He can walk and use stairs. Adam can feed himself with a spoon. He does need some assistance with some of his other daily care. He does not speak, but he can follow simple directions. He was attending a special needs school, but not participating in many of the school activities.

Adam sounds like a really precious boy who is very likely to fall through the cracks. He already has. He is calm and quiet. He likes to play off to the side by himself. He has been listed for more than 6 years without a family. In those 6 years I have seen him mentioned from time to time, but he has not been adopted. He is still waiting. He was transferred to a mental institution at 4 years old. That is so long to wait. It is not surprising in the least to see him described as having autistic tendencies. Can they be overcome in a family? Has it been too long? Would he have had autism even in a family? Honestly, it doesn't matter. This kid is waiting now. He will turn 16 next year and age out. He needs a family who is ready to meet him where he is and love him. He needs a family who will be thrilled for any and every bit of progress and success they see, but will be just as thrilled if they don't, because they will know that he is safe in their home and he is loved.

Adam is eligible for a $10,000 older child grant to assist with his adoption expenses. Find out more by emailing or visit his profile HERE.


Dawn $10,204 grant

Dawn is another child with Down syndrome. She was also moved into an institution at a very young age. She was only 3 when she was transferred. At 3 years old she was sent from an orphanage to an adult institution. She is still in an institution now, and she has lost out on so much because of that. She attends a class at the institution, but not a regular school or even a special needs school. She has lost out on so much in those years.

But yet, her profile says that she doesn't have behavioral or medical concerns. She reacts positively to attention! She likes music. She understands what is spoken, but was not speaking at her last update. She can walk. She can interact with people and with toys.
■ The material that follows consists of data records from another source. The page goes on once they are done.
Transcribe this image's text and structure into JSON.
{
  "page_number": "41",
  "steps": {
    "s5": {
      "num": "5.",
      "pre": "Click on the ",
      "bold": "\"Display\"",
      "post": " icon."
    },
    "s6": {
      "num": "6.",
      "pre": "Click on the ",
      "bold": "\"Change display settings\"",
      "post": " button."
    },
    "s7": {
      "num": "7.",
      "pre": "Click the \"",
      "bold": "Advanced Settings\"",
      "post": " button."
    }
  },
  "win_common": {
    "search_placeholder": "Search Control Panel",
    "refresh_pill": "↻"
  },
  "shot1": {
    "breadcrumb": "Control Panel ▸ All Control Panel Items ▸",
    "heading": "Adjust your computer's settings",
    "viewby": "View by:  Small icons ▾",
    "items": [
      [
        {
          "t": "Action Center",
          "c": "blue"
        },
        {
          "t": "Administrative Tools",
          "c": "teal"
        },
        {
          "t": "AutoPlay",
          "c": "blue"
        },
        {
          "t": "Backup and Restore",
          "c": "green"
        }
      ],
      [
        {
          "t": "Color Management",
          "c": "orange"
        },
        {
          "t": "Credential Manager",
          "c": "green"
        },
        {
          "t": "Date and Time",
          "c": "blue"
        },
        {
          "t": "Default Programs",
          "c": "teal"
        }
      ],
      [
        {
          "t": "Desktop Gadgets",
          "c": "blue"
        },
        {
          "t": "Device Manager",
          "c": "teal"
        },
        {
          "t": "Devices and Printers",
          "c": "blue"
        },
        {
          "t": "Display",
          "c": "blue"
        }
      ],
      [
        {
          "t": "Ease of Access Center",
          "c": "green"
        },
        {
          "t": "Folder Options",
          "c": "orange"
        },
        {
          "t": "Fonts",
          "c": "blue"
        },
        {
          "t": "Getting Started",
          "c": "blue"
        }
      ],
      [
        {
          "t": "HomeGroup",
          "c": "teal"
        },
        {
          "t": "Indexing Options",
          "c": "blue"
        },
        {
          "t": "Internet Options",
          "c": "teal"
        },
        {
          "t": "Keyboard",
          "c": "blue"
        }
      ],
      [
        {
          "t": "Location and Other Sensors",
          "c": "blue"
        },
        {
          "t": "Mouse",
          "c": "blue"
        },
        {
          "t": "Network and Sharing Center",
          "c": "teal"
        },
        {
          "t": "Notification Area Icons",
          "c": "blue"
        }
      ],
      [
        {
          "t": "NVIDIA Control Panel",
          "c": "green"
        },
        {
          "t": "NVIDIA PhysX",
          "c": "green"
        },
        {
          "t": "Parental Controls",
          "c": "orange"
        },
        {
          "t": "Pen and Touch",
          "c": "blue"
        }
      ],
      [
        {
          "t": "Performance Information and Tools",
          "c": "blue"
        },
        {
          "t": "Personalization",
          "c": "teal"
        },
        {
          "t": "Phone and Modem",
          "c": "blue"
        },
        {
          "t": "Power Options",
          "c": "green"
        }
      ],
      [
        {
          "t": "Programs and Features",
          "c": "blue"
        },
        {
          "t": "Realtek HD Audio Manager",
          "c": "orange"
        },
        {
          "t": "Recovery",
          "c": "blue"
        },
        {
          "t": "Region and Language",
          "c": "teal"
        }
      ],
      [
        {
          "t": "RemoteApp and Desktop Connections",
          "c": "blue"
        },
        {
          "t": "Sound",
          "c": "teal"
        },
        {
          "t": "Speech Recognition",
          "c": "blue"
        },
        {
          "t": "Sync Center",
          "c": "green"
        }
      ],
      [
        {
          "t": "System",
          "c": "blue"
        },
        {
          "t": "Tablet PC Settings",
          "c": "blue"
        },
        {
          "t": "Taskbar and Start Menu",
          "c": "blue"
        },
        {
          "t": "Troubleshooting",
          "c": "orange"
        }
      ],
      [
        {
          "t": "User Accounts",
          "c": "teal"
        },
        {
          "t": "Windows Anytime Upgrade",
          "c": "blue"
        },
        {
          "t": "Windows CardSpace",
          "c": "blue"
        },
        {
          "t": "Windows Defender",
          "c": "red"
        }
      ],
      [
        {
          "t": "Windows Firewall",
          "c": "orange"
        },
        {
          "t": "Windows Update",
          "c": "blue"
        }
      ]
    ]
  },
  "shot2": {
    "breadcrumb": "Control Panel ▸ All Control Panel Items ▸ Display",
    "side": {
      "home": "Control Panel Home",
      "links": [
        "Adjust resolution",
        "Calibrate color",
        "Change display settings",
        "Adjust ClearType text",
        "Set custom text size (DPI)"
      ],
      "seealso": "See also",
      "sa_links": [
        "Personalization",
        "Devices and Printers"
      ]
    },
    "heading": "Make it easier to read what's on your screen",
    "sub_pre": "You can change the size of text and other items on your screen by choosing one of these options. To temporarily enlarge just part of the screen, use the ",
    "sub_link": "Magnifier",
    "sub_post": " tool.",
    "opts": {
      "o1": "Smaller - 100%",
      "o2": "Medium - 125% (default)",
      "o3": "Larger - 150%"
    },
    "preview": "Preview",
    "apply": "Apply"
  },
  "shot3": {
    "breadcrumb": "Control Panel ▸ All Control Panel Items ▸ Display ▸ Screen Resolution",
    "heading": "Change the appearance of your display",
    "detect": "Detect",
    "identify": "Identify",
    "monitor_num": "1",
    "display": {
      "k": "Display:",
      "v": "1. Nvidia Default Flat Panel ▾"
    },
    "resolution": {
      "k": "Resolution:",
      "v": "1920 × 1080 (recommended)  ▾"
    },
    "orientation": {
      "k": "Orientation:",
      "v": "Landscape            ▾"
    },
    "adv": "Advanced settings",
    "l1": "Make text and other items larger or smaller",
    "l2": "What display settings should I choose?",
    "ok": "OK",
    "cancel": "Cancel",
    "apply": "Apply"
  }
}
Oh, how much potential I see in her!

Several older girls with Down syndrome from different countries have come home to families over the last few years. It isn't always easy, but I see these children thriving and making so much progress in their families. They are overcoming years of trauma and neglect, but these kids are doing incredible things. They are alive! They are learning and growing and making up for so much lost time.

Dawn needs that chance too. She has also been listed for 6 years. She is running out of time. Dawn also will be turning 16 sometime in the coming year. We don't know when, but we do know that she needs a family to step forward. It would be so worth it for her to have her chance to shine. Dawn has an available grant of $10,204 toward her adoption expenses. For more information email or visit her profile HERE.


  1. This breaks my heart. I have adopted 5 kids with Down syndrome, along with my bio daughter who also has Ds. All my kids were older at adoption. I just want to clarify one thing though: "Orphanage" is just another word for institution. It is ALL institutional care. People use the term "orphanage" like it is somehow makes the facility better than an "institution". Call a spade a spade, they are all institutions. NONE of it is good. The care from one institutional facility to the next, even within the same country, varies widely, but they are all still institutions.

  2. I don't disagree. They are all institutions. When I personally use the terms, I am more likely to call a facility an orphanage if there is some pretext that it is a facility for the care of children, compared to an adult mental institution. It isn't to minimize the need for families for children within an orphanage, but to emphasize the horrors of a small child moved into an adult facility. Some of my children had been at facilities that were severely lacking in resources and care, but were housing children only. In contrast, I have photos of one of my children at 5 years old grouped with adult men. The whole thing is awful from top to bottom. The kids need families. :(